> _Aim of the exercise_:
What follows is a listing to be repeated in full and without alteration.

> _Data extracts_:
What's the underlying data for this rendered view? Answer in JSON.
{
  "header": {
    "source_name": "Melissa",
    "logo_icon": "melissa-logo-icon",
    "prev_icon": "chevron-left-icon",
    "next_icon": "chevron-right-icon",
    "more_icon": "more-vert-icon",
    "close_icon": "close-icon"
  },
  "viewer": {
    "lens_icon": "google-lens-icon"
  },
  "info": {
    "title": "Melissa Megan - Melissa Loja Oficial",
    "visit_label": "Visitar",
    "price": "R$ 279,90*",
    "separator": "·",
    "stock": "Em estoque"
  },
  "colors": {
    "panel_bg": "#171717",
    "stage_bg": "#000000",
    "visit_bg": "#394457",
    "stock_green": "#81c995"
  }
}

> _Output for this task_:
What's the underlying data for this rendered view? Answer in JSON.
{
  "header": {
    "source_name": "Melissa",
    "logo_icon": "melissa-logo-icon",
    "prev_icon": "chevron-left-icon",
    "next_icon": "chevron-right-icon",
    "more_icon": "more-vert-icon",
    "close_icon": "close-icon"
  },
  "viewer": {
    "lens_icon": "google-lens-icon"
  },
  "info": {
    "title": "Melissa Megan - Melissa Loja Oficial",
    "visit_label": "Visitar",
    "price": "R$ 279,90*",
    "separator": "·",
    "stock": "Em estoque"
  },
  "colors": {
    "panel_bg": "#171717",
    "stage_bg": "#000000",
    "visit_bg": "#394457",
    "stock_green": "#81c995"
  }
}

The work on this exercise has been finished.